_ACTION ITEM_
With the pictures removed, retype the lines from the one holding "Read all visible content and emit it as JSON." through the end of the records, exactly as written.

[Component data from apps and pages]
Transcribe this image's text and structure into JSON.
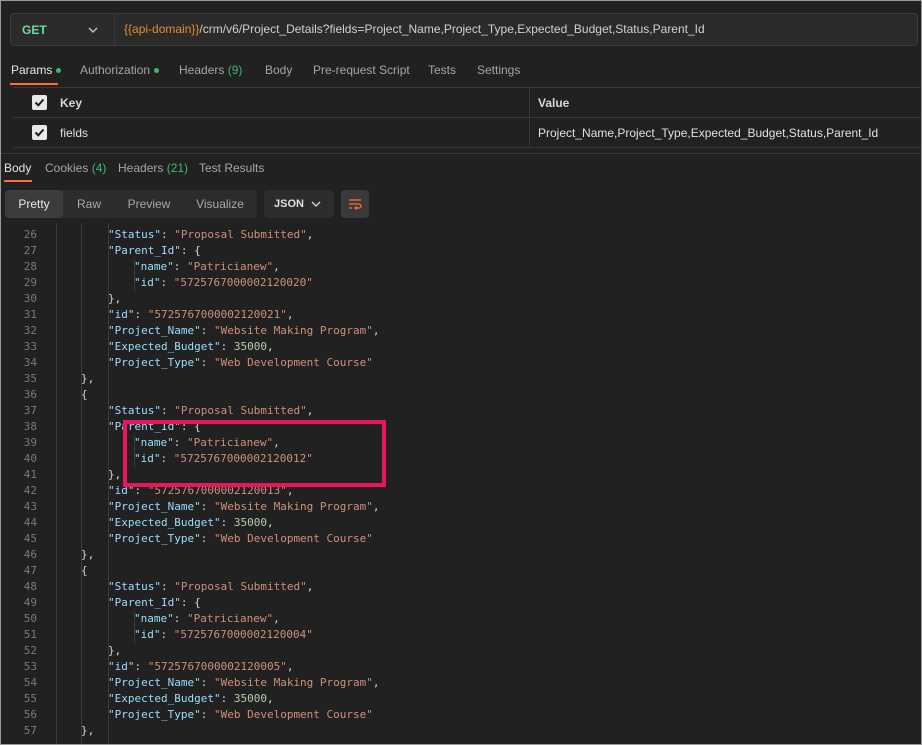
{
  "request": {
    "method": "GET",
    "url_variable": "{{api-domain}}",
    "url_path": "/crm/v6/Project_Details?fields=Project_Name,Project_Type,Expected_Budget,Status,Parent_Id"
  },
  "request_tabs": [
    {
      "label": "Params",
      "dot": true,
      "count": ""
    },
    {
      "label": "Authorization",
      "dot": true,
      "count": ""
    },
    {
      "label": "Headers",
      "dot": false,
      "count": "(9)"
    },
    {
      "label": "Body",
      "dot": false,
      "count": ""
    },
    {
      "label": "Pre-request Script",
      "dot": false,
      "count": ""
    },
    {
      "label": "Tests",
      "dot": false,
      "count": ""
    },
    {
      "label": "Settings",
      "dot": false,
      "count": ""
    }
  ],
  "params": {
    "key_header": "Key",
    "value_header": "Value",
    "rows": [
      {
        "key": "fields",
        "value": "Project_Name,Project_Type,Expected_Budget,Status,Parent_Id",
        "checked": true
      }
    ]
  },
  "response_tabs": [
    {
      "label": "Body",
      "count": ""
    },
    {
      "label": "Cookies",
      "count": "(4)"
    },
    {
      "label": "Headers",
      "count": "(21)"
    },
    {
      "label": "Test Results",
      "count": ""
    }
  ],
  "view_modes": [
    "Pretty",
    "Raw",
    "Preview",
    "Visualize"
  ],
  "active_view": "Pretty",
  "format": "JSON",
  "code_lines": [
    {
      "n": "26",
      "i": 2,
      "t": [
        [
          "k",
          "\"Status\""
        ],
        [
          "p",
          ": "
        ],
        [
          "s",
          "\"Proposal Submitted\""
        ],
        [
          "p",
          ","
        ]
      ]
    },
    {
      "n": "27",
      "i": 2,
      "t": [
        [
          "k",
          "\"Parent_Id\""
        ],
        [
          "p",
          ": {"
        ]
      ]
    },
    {
      "n": "28",
      "i": 3,
      "t": [
        [
          "k",
          "\"name\""
        ],
        [
          "p",
          ": "
        ],
        [
          "s",
          "\"Patricianew\""
        ],
        [
          "p",
          ","
        ]
      ]
    },
    {
      "n": "29",
      "i": 3,
      "t": [
        [
          "k",
          "\"id\""
        ],
        [
          "p",
          ": "
        ],
        [
          "s",
          "\"5725767000002120020\""
        ]
      ]
    },
    {
      "n": "30",
      "i": 2,
      "t": [
        [
          "p",
          "},"
        ]
      ]
    },
    {
      "n": "31",
      "i": 2,
      "t": [
        [
          "k",
          "\"id\""
        ],
        [
          "p",
          ": "
        ],
        [
          "s",
          "\"5725767000002120021\""
        ],
        [
          "p",
          ","
        ]
      ]
    },
    {
      "n": "32",
      "i": 2,
      "t": [
        [
          "k",
          "\"Project_Name\""
        ],
        [
          "p",
          ": "
        ],
        [
          "s",
          "\"Website Making Program\""
        ],
        [
          "p",
          ","
        ]
      ]
    },
    {
      "n": "33",
      "i": 2,
      "t": [
        [
          "k",
          "\"Expected_Budget\""
        ],
        [
          "p",
          ": "
        ],
        [
          "n",
          "35000"
        ],
        [
          "p",
          ","
        ]
      ]
    },
    {
      "n": "34",
      "i": 2,
      "t": [
        [
          "k",
          "\"Project_Type\""
        ],
        [
          "p",
          ": "
        ],
        [
          "s",
          "\"Web Development Course\""
        ]
      ]
    },
    {
      "n": "35",
      "i": 1,
      "t": [
        [
          "p",
          "},"
        ]
      ]
    },
    {
      "n": "36",
      "i": 1,
      "t": [
        [
          "p",
          "{"
        ]
      ]
    },
    {
      "n": "37",
      "i": 2,
      "t": [
        [
          "k",
          "\"Status\""
        ],
        [
          "p",
          ": "
        ],
        [
          "s",
          "\"Proposal Submitted\""
        ],
        [
          "p",
          ","
        ]
      ]
    },
    {
      "n": "38",
      "i": 2,
      "t": [
        [
          "k",
          "\"Parent_Id\""
        ],
        [
          "p",
          ": {"
        ]
      ]
    },
    {
      "n": "39",
      "i": 3,
      "t": [
        [
          "k",
          "\"name\""
        ],
        [
          "p",
          ": "
        ],
        [
          "s",
          "\"Patricianew\""
        ],
        [
          "p",
          ","
        ]
      ]
    },
    {
      "n": "40",
      "i": 3,
      "t": [
        [
          "k",
          "\"id\""
        ],
        [
          "p",
          ": "
        ],
        [
          "s",
          "\"5725767000002120012\""
        ]
      ]
    },
    {
      "n": "41",
      "i": 2,
      "t": [
        [
          "p",
          "},"
        ]
      ]
    },
    {
      "n": "42",
      "i": 2,
      "t": [
        [
          "k",
          "\"id\""
        ],
        [
          "p",
          ": "
        ],
        [
          "s",
          "\"5725767000002120013\""
        ],
        [
          "p",
          ","
        ]
      ]
    },
    {
      "n": "43",
      "i": 2,
      "t": [
        [
          "k",
          "\"Project_Name\""
        ],
        [
          "p",
          ": "
        ],
        [
          "s",
          "\"Website Making Program\""
        ],
        [
          "p",
          ","
        ]
      ]
    },
    {
      "n": "44",
      "i": 2,
      "t": [
        [
          "k",
          "\"Expected_Budget\""
        ],
        [
          "p",
          ": "
        ],
        [
          "n",
          "35000"
        ],
        [
          "p",
          ","
        ]
      ]
    },
    {
      "n": "45",
      "i": 2,
      "t": [
        [
          "k",
          "\"Project_Type\""
        ],
        [
          "p",
          ": "
        ],
        [
          "s",
          "\"Web Development Course\""
        ]
      ]
    },
    {
      "n": "46",
      "i": 1,
      "t": [
        [
          "p",
          "},"
        ]
      ]
    },
    {
      "n": "47",
      "i": 1,
      "t": [
        [
          "p",
          "{"
        ]
      ]
    },
    {
      "n": "48",
      "i": 2,
      "t": [
        [
          "k",
          "\"Status\""
        ],
        [
          "p",
          ": "
        ],
        [
          "s",
          "\"Proposal Submitted\""
        ],
        [
          "p",
          ","
        ]
      ]
    },
    {
      "n": "49",
      "i": 2,
      "t": [
        [
          "k",
          "\"Parent_Id\""
        ],
        [
          "p",
          ": {"
        ]
      ]
    },
    {
      "n": "50",
      "i": 3,
      "t": [
        [
          "k",
          "\"name\""
        ],
        [
          "p",
          ": "
        ],
        [
          "s",
          "\"Patricianew\""
        ],
        [
          "p",
          ","
        ]
      ]
    },
    {
      "n": "51",
      "i": 3,
      "t": [
        [
          "k",
          "\"id\""
        ],
        [
          "p",
          ": "
        ],
        [
          "s",
          "\"5725767000002120004\""
        ]
      ]
    },
    {
      "n": "52",
      "i": 2,
      "t": [
        [
          "p",
          "},"
        ]
      ]
    },
    {
      "n": "53",
      "i": 2,
      "t": [
        [
          "k",
          "\"id\""
        ],
        [
          "p",
          ": "
        ],
        [
          "s",
          "\"5725767000002120005\""
        ],
        [
          "p",
          ","
        ]
      ]
    },
    {
      "n": "54",
      "i": 2,
      "t": [
        [
          "k",
          "\"Project_Name\""
        ],
        [
          "p",
          ": "
        ],
        [
          "s",
          "\"Website Making Program\""
        ],
        [
          "p",
          ","
        ]
      ]
    },
    {
      "n": "55",
      "i": 2,
      "t": [
        [
          "k",
          "\"Expected_Budget\""
        ],
        [
          "p",
          ": "
        ],
        [
          "n",
          "35000"
        ],
        [
          "p",
          ","
        ]
      ]
    },
    {
      "n": "56",
      "i": 2,
      "t": [
        [
          "k",
          "\"Project_Type\""
        ],
        [
          "p",
          ": "
        ],
        [
          "s",
          "\"Web Development Course\""
        ]
      ]
    },
    {
      "n": "57",
      "i": 1,
      "t": [
        [
          "p",
          "},"
        ]
      ]
    }
  ],
  "colors": {
    "accent": "#ff6c37",
    "success_dot": "#3fb871",
    "method": "#6bdd9a",
    "url_variable": "#e28c35",
    "highlight_box": "#e8155f"
  },
  "icons": [
    "chevron-down-icon",
    "checkbox-checked-icon",
    "wrap-lines-icon"
  ]
}
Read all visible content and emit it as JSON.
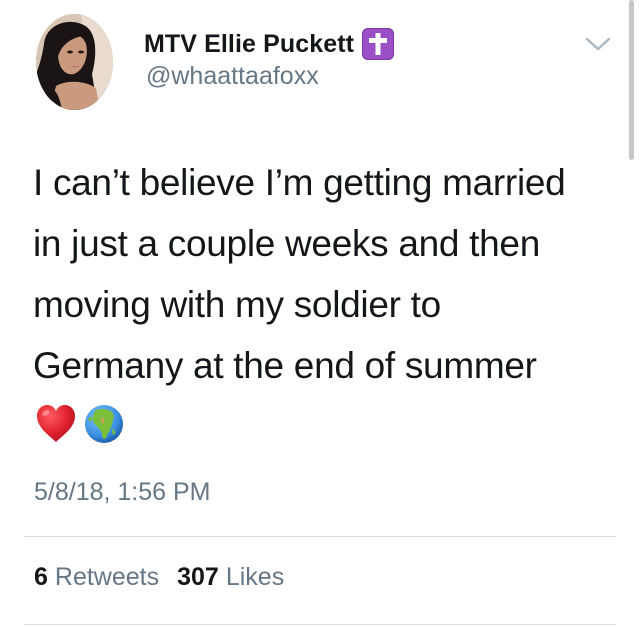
{
  "user": {
    "display_name": "MTV Ellie Puckett",
    "handle": "@whaattaafoxx",
    "badge_icon": "latin-cross-icon",
    "badge_color": "#9b4fc6"
  },
  "tweet": {
    "lines": [
      "I can’t believe I’m getting married",
      "in just a couple weeks and then",
      "moving with my soldier to",
      "Germany at the end of summer"
    ],
    "emojis": [
      "red-heart-icon",
      "globe-africa-icon"
    ],
    "timestamp": "5/8/18, 1:56 PM"
  },
  "stats": {
    "retweets_count": "6",
    "retweets_label": "Retweets",
    "likes_count": "307",
    "likes_label": "Likes"
  },
  "colors": {
    "text": "#14171a",
    "secondary_text": "#657786",
    "divider": "#d6dbdf",
    "heart": "#e0222f",
    "globe_ocean": "#3b8fe0",
    "globe_land": "#7bbf3a"
  }
}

_EXERCISE SOLUTION_
Read all visible content and emit it as JSON.
{
  "user": {
    "display_name": "MTV Ellie Puckett",
    "handle": "@whaattaafoxx",
    "badge_icon": "latin-cross-icon",
    "badge_color": "#9b4fc6"
  },
  "tweet": {
    "lines": [
      "I can’t believe I’m getting married",
      "in just a couple weeks and then",
      "moving with my soldier to",
      "Germany at the end of summer"
    ],
    "emojis": [
      "red-heart-icon",
      "globe-africa-icon"
    ],
    "timestamp": "5/8/18, 1:56 PM"
  },
  "stats": {
    "retweets_count": "6",
    "retweets_label": "Retweets",
    "likes_count": "307",
    "likes_label": "Likes"
  },
  "colors": {
    "text": "#14171a",
    "secondary_text": "#657786",
    "divider": "#d6dbdf",
    "heart": "#e0222f",
    "globe_ocean": "#3b8fe0",
    "globe_land": "#7bbf3a"
  }
}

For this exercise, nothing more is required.